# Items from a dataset
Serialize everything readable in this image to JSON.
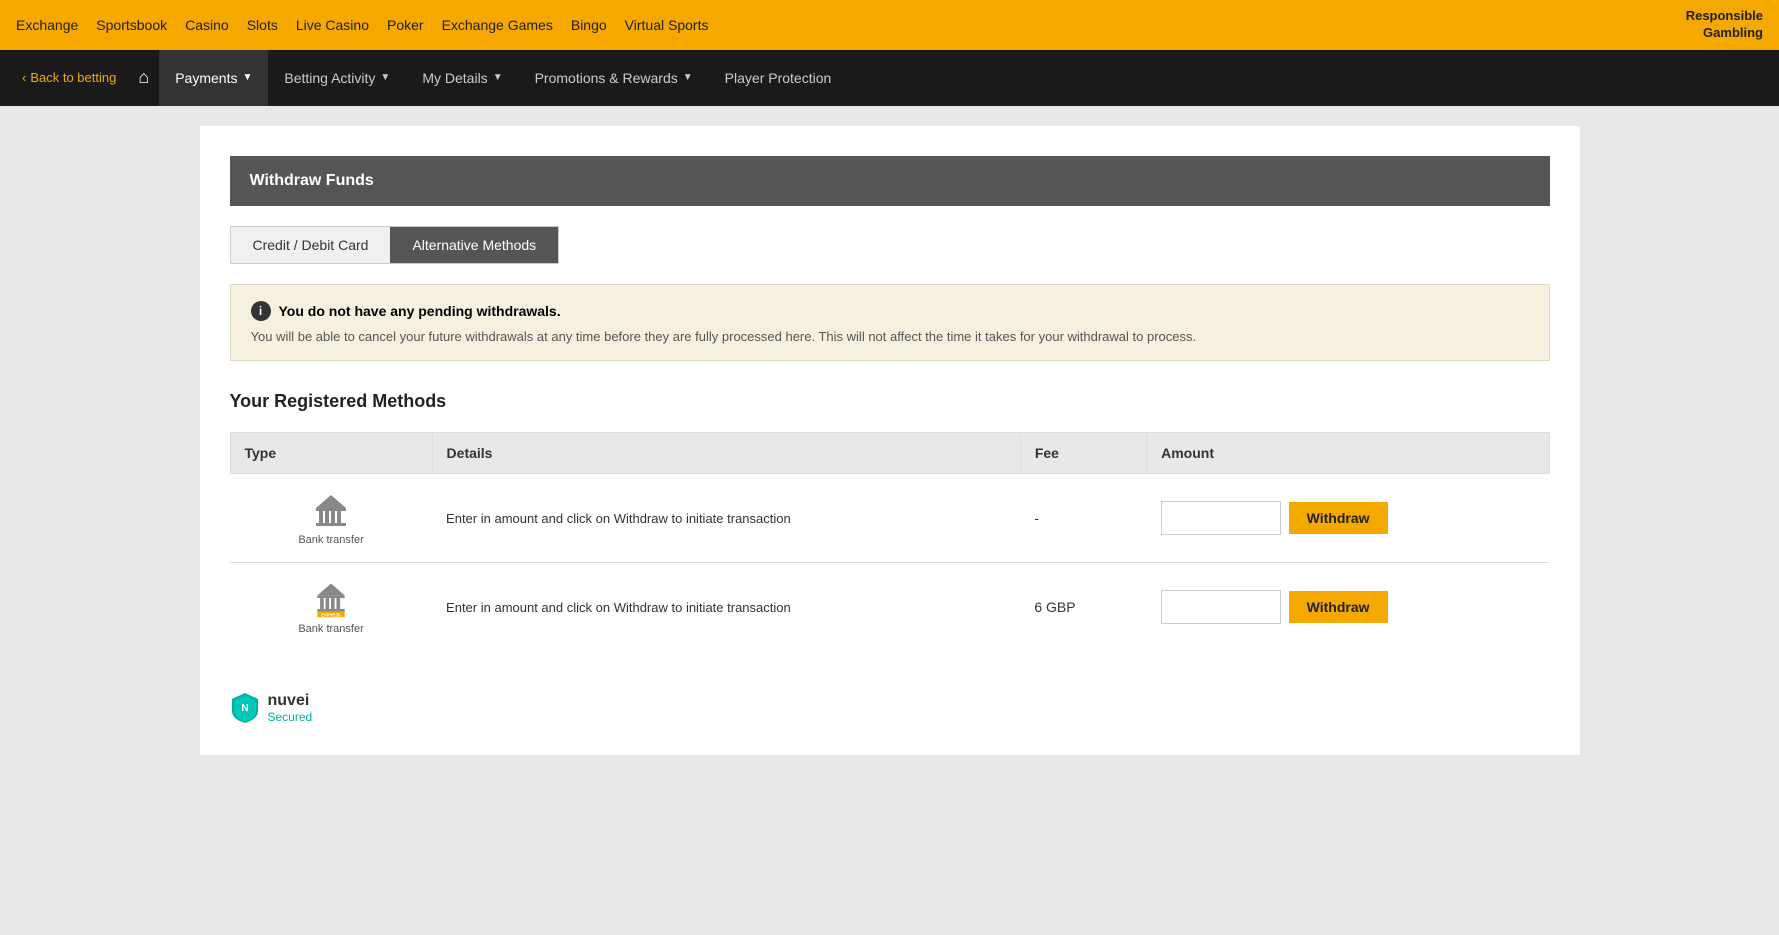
{
  "topNav": {
    "links": [
      "Exchange",
      "Sportsbook",
      "Casino",
      "Slots",
      "Live Casino",
      "Poker",
      "Exchange Games",
      "Bingo",
      "Virtual Sports"
    ],
    "responsible": "Responsible\nGambling"
  },
  "secNav": {
    "backLabel": "Back to betting",
    "items": [
      {
        "label": "Payments",
        "hasChevron": true,
        "active": true
      },
      {
        "label": "Betting Activity",
        "hasChevron": true
      },
      {
        "label": "My Details",
        "hasChevron": true
      },
      {
        "label": "Promotions & Rewards",
        "hasChevron": true
      },
      {
        "label": "Player Protection",
        "hasChevron": false
      }
    ]
  },
  "page": {
    "title": "Withdraw Funds",
    "tabs": [
      {
        "label": "Credit / Debit Card",
        "active": false
      },
      {
        "label": "Alternative Methods",
        "active": true
      }
    ],
    "infoBox": {
      "title": "You do not have any pending withdrawals.",
      "text": "You will be able to cancel your future withdrawals at any time before they are fully processed here. This will not affect the time it takes for your withdrawal to process."
    },
    "registeredMethods": {
      "sectionTitle": "Your Registered Methods",
      "tableHeaders": [
        "Type",
        "Details",
        "Fee",
        "Amount"
      ],
      "rows": [
        {
          "typeLabel": "Bank transfer",
          "typeStyle": "standard",
          "details": "Enter in amount and click on Withdraw to initiate transaction",
          "fee": "-",
          "amountPlaceholder": ""
        },
        {
          "typeLabel": "Bank transfer",
          "typeStyle": "express",
          "details": "Enter in amount and click on Withdraw to initiate transaction",
          "fee": "6 GBP",
          "amountPlaceholder": ""
        }
      ],
      "withdrawLabel": "Withdraw"
    }
  },
  "footer": {
    "nuvei": "nuvei",
    "secured": "Secured"
  }
}
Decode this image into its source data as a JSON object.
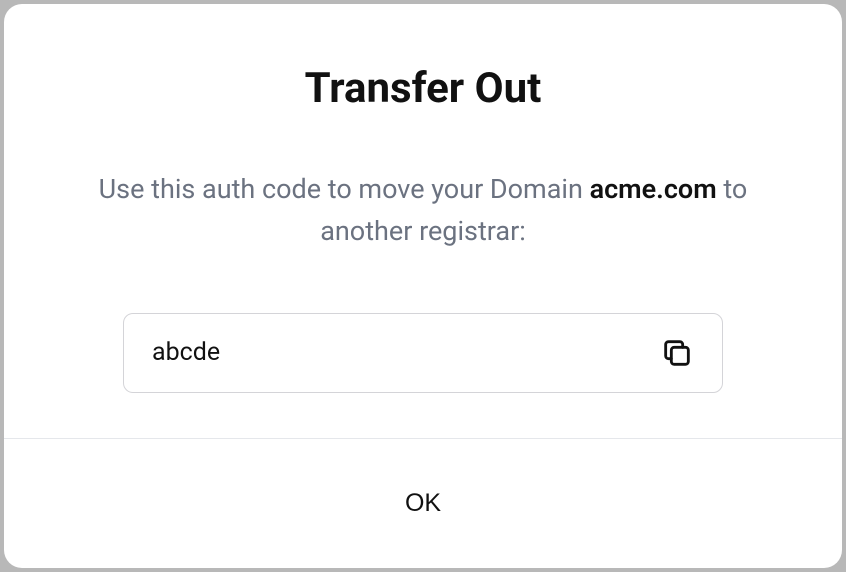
{
  "modal": {
    "title": "Transfer Out",
    "description_prefix": "Use this auth code to move your Domain ",
    "domain": "acme.com",
    "description_suffix": " to another registrar:",
    "auth_code": "abcde",
    "ok_label": "OK"
  }
}
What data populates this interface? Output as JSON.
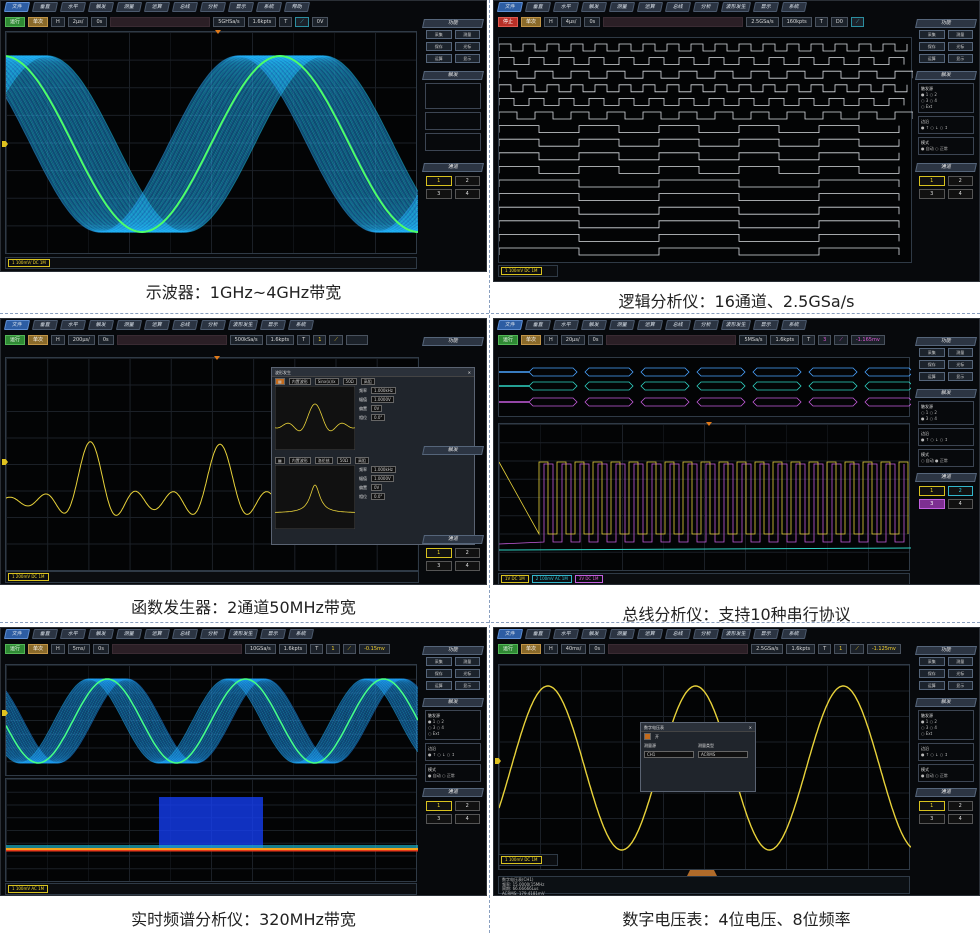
{
  "captions": {
    "p1": "示波器：1GHz~4GHz带宽",
    "p2": "逻辑分析仪：16通道、2.5GSa/s",
    "p3": "函数发生器：2通道50MHz带宽",
    "p4": "总线分析仪：支持10种串行协议",
    "p5": "实时频谱分析仪：320MHz带宽",
    "p6": "数字电压表：4位电压、8位频率"
  },
  "menu": [
    "文件",
    "垂直",
    "水平",
    "触发",
    "测量",
    "运算",
    "总线",
    "分析",
    "波形发生",
    "显示",
    "系统"
  ],
  "p1": {
    "menu": [
      "文件",
      "垂直",
      "水平",
      "触发",
      "测量",
      "运算",
      "总线",
      "分析",
      "显示",
      "系统",
      "帮助"
    ],
    "run": "运行",
    "mode": "单次",
    "h": "H",
    "timebase": "2μs/",
    "offset": "0s",
    "sample": "5GHSa/s",
    "pts": "1.6kpts",
    "t": "T",
    "level": "0V",
    "side": {
      "func": "功能",
      "b1": "采集",
      "b2": "测量",
      "b3": "保存",
      "b4": "光标",
      "b5": "运算",
      "b6": "显示",
      "trig": "触发",
      "channel": "通道"
    },
    "status": "1 100mV/ DC 1M"
  },
  "p2": {
    "run": "停止",
    "mode": "单次",
    "h": "H",
    "timebase": "4μs/",
    "offset": "0s",
    "sample": "2.5GSa/s",
    "pts": "160kpts",
    "t": "T",
    "src": "D0",
    "side": {
      "func": "功能",
      "b1": "采集",
      "b2": "测量",
      "b3": "保存",
      "b4": "光标",
      "b5": "运算",
      "b6": "显示",
      "trig": "触发",
      "src_label": "触发源",
      "edge": "边沿",
      "mode": "模式",
      "auto": "自动",
      "normal": "正常",
      "channel": "通道"
    },
    "status": "1 100mV DC 1M",
    "ch": [
      "1",
      "2",
      "3",
      "4"
    ]
  },
  "p3": {
    "run": "运行",
    "mode": "单次",
    "h": "H",
    "timebase": "200μs/",
    "offset": "0s",
    "sample": "500kSa/s",
    "pts": "1.6kpts",
    "t": "T",
    "level": "1",
    "side": {
      "func": "功能",
      "trig": "触发",
      "channel": "通道"
    },
    "dialog": {
      "title": "波形发生",
      "wave": "内置波形",
      "fn1": "Sinx(x)/x",
      "fn2": "洛伦兹",
      "out": "50Ω",
      "on": "高阻",
      "rows": [
        "频率",
        "幅值",
        "偏置",
        "相位"
      ],
      "vals1": [
        "1.000kHz",
        "1.0000V",
        "0V",
        "0.0°"
      ],
      "vals2": [
        "1.000kHz",
        "1.0000V",
        "0V",
        "0.0°"
      ],
      "tabs": [
        "频率",
        "周期",
        "幅值/偏置",
        "最值"
      ]
    },
    "status": "1 200mV DC 1M"
  },
  "p4": {
    "run": "运行",
    "mode": "单次",
    "h": "H",
    "timebase": "20μs/",
    "offset": "0s",
    "sample": "5MSa/s",
    "pts": "1.6kpts",
    "t": "T",
    "level": "-1.165mv",
    "side": {
      "func": "功能",
      "b1": "采集",
      "b2": "测量",
      "b3": "保存",
      "b4": "光标",
      "b5": "运算",
      "b6": "显示",
      "trig": "触发",
      "src_label": "触发源",
      "edge": "边沿",
      "mode": "模式",
      "auto": "自动",
      "normal": "正常",
      "channel": "通道"
    },
    "status": [
      "1V DC 1M",
      "2 100mV AC 1M",
      "3V DC 1M"
    ]
  },
  "p5": {
    "run": "运行",
    "mode": "单次",
    "h": "H",
    "timebase": "5ms/",
    "offset": "0s",
    "sample": "10GSa/s",
    "pts": "1.6kpts",
    "t": "T",
    "level": "-0.15mv",
    "side": {
      "func": "功能",
      "b1": "采集",
      "b2": "测量",
      "b3": "保存",
      "b4": "光标",
      "b5": "运算",
      "b6": "显示",
      "trig": "触发",
      "src_label": "触发源",
      "edge": "边沿",
      "mode": "模式",
      "auto": "自动",
      "normal": "正常",
      "channel": "通道"
    },
    "status": "1 100mV AC 1M"
  },
  "p6": {
    "run": "运行",
    "mode": "单次",
    "h": "H",
    "timebase": "40ms/",
    "offset": "0s",
    "sample": "2.5GSa/s",
    "pts": "1.6kpts",
    "t": "T",
    "level": "-1.125mv",
    "side": {
      "func": "功能",
      "b1": "采集",
      "b2": "测量",
      "b3": "保存",
      "b4": "光标",
      "b5": "运算",
      "b6": "显示",
      "trig": "触发",
      "src_label": "触发源",
      "edge": "边沿",
      "mode": "模式",
      "auto": "自动",
      "normal": "正常",
      "channel": "通道"
    },
    "dialog": {
      "title": "数字电压表",
      "on": "开",
      "src_label": "测量源",
      "type_label": "测量类型",
      "src": "CH1",
      "type": "ACRMS"
    },
    "readout": [
      "数字电压表(CH1)",
      "频率: 15.0000(15MHz",
      "周期: 66.66666Lus",
      "ACRMS: 179.4181mV"
    ],
    "status": "1 100mV DC 1M"
  }
}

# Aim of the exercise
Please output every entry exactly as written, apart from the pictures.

# Completed task
Serialize everything readable in this image to JSON.
{
  "topNav": {
    "links": [
      "Exchange",
      "Sportsbook",
      "Casino",
      "Slots",
      "Live Casino",
      "Poker",
      "Exchange Games",
      "Bingo",
      "Virtual Sports"
    ],
    "responsible": "Responsible\nGambling"
  },
  "secNav": {
    "backLabel": "Back to betting",
    "items": [
      {
        "label": "Payments",
        "hasChevron": true,
        "active": true
      },
      {
        "label": "Betting Activity",
        "hasChevron": true
      },
      {
        "label": "My Details",
        "hasChevron": true
      },
      {
        "label": "Promotions & Rewards",
        "hasChevron": true
      },
      {
        "label": "Player Protection",
        "hasChevron": false
      }
    ]
  },
  "page": {
    "title": "Withdraw Funds",
    "tabs": [
      {
        "label": "Credit / Debit Card",
        "active": false
      },
      {
        "label": "Alternative Methods",
        "active": true
      }
    ],
    "infoBox": {
      "title": "You do not have any pending withdrawals.",
      "text": "You will be able to cancel your future withdrawals at any time before they are fully processed here. This will not affect the time it takes for your withdrawal to process."
    },
    "registeredMethods": {
      "sectionTitle": "Your Registered Methods",
      "tableHeaders": [
        "Type",
        "Details",
        "Fee",
        "Amount"
      ],
      "rows": [
        {
          "typeLabel": "Bank transfer",
          "typeStyle": "standard",
          "details": "Enter in amount and click on Withdraw to initiate transaction",
          "fee": "-",
          "amountPlaceholder": ""
        },
        {
          "typeLabel": "Bank transfer",
          "typeStyle": "express",
          "details": "Enter in amount and click on Withdraw to initiate transaction",
          "fee": "6 GBP",
          "amountPlaceholder": ""
        }
      ],
      "withdrawLabel": "Withdraw"
    }
  },
  "footer": {
    "nuvei": "nuvei",
    "secured": "Secured"
  }
}
Decode this image into its source data as a JSON object.
{
  "modal": {
    "title": "Transfer Out",
    "description_prefix": "Use this auth code to move your Domain ",
    "domain": "acme.com",
    "description_suffix": " to another registrar:",
    "auth_code": "abcde",
    "ok_label": "OK"
  }
}
What data populates this interface? Output as JSON.
{
  "captions": {
    "p1": "示波器：1GHz~4GHz带宽",
    "p2": "逻辑分析仪：16通道、2.5GSa/s",
    "p3": "函数发生器：2通道50MHz带宽",
    "p4": "总线分析仪：支持10种串行协议",
    "p5": "实时频谱分析仪：320MHz带宽",
    "p6": "数字电压表：4位电压、8位频率"
  },
  "menu": [
    "文件",
    "垂直",
    "水平",
    "触发",
    "测量",
    "运算",
    "总线",
    "分析",
    "波形发生",
    "显示",
    "系统"
  ],
  "p1": {
    "menu": [
      "文件",
      "垂直",
      "水平",
      "触发",
      "测量",
      "运算",
      "总线",
      "分析",
      "显示",
      "系统",
      "帮助"
    ],
    "run": "运行",
    "mode": "单次",
    "h": "H",
    "timebase": "2μs/",
    "offset": "0s",
    "sample": "5GHSa/s",
    "pts": "1.6kpts",
    "t": "T",
    "level": "0V",
    "side": {
      "func": "功能",
      "b1": "采集",
      "b2": "测量",
      "b3": "保存",
      "b4": "光标",
      "b5": "运算",
      "b6": "显示",
      "trig": "触发",
      "channel": "通道"
    },
    "status": "1 100mV/ DC 1M"
  },
  "p2": {
    "run": "停止",
    "mode": "单次",
    "h": "H",
    "timebase": "4μs/",
    "offset": "0s",
    "sample": "2.5GSa/s",
    "pts": "160kpts",
    "t": "T",
    "src": "D0",
    "side": {
      "func": "功能",
      "b1": "采集",
      "b2": "测量",
      "b3": "保存",
      "b4": "光标",
      "b5": "运算",
      "b6": "显示",
      "trig": "触发",
      "src_label": "触发源",
      "edge": "边沿",
      "mode": "模式",
      "auto": "自动",
      "normal": "正常",
      "channel": "通道"
    },
    "status": "1 100mV DC 1M",
    "ch": [
      "1",
      "2",
      "3",
      "4"
    ]
  },
  "p3": {
    "run": "运行",
    "mode": "单次",
    "h": "H",
    "timebase": "200μs/",
    "offset": "0s",
    "sample": "500kSa/s",
    "pts": "1.6kpts",
    "t": "T",
    "level": "1",
    "side": {
      "func": "功能",
      "trig": "触发",
      "channel": "通道"
    },
    "dialog": {
      "title": "波形发生",
      "wave": "内置波形",
      "fn1": "Sinx(x)/x",
      "fn2": "洛伦兹",
      "out": "50Ω",
      "on": "高阻",
      "rows": [
        "频率",
        "幅值",
        "偏置",
        "相位"
      ],
      "vals1": [
        "1.000kHz",
        "1.0000V",
        "0V",
        "0.0°"
      ],
      "vals2": [
        "1.000kHz",
        "1.0000V",
        "0V",
        "0.0°"
      ],
      "tabs": [
        "频率",
        "周期",
        "幅值/偏置",
        "最值"
      ]
    },
    "status": "1 200mV DC 1M"
  },
  "p4": {
    "run": "运行",
    "mode": "单次",
    "h": "H",
    "timebase": "20μs/",
    "offset": "0s",
    "sample": "5MSa/s",
    "pts": "1.6kpts",
    "t": "T",
    "level": "-1.165mv",
    "side": {
      "func": "功能",
      "b1": "采集",
      "b2": "测量",
      "b3": "保存",
      "b4": "光标",
      "b5": "运算",
      "b6": "显示",
      "trig": "触发",
      "src_label": "触发源",
      "edge": "边沿",
      "mode": "模式",
      "auto": "自动",
      "normal": "正常",
      "channel": "通道"
    },
    "status": [
      "1V DC 1M",
      "2 100mV AC 1M",
      "3V DC 1M"
    ]
  },
  "p5": {
    "run": "运行",
    "mode": "单次",
    "h": "H",
    "timebase": "5ms/",
    "offset": "0s",
    "sample": "10GSa/s",
    "pts": "1.6kpts",
    "t": "T",
    "level": "-0.15mv",
    "side": {
      "func": "功能",
      "b1": "采集",
      "b2": "测量",
      "b3": "保存",
      "b4": "光标",
      "b5": "运算",
      "b6": "显示",
      "trig": "触发",
      "src_label": "触发源",
      "edge": "边沿",
      "mode": "模式",
      "auto": "自动",
      "normal": "正常",
      "channel": "通道"
    },
    "status": "1 100mV AC 1M"
  },
  "p6": {
    "run": "运行",
    "mode": "单次",
    "h": "H",
    "timebase": "40ms/",
    "offset": "0s",
    "sample": "2.5GSa/s",
    "pts": "1.6kpts",
    "t": "T",
    "level": "-1.125mv",
    "side": {
      "func": "功能",
      "b1": "采集",
      "b2": "测量",
      "b3": "保存",
      "b4": "光标",
      "b5": "运算",
      "b6": "显示",
      "trig": "触发",
      "src_label": "触发源",
      "edge": "边沿",
      "mode": "模式",
      "auto": "自动",
      "normal": "正常",
      "channel": "通道"
    },
    "dialog": {
      "title": "数字电压表",
      "on": "开",
      "src_label": "测量源",
      "type_label": "测量类型",
      "src": "CH1",
      "type": "ACRMS"
    },
    "readout": [
      "数字电压表(CH1)",
      "频率: 15.0000(15MHz",
      "周期: 66.66666Lus",
      "ACRMS: 179.4181mV"
    ],
    "status": "1 100mV DC 1M"
  }
}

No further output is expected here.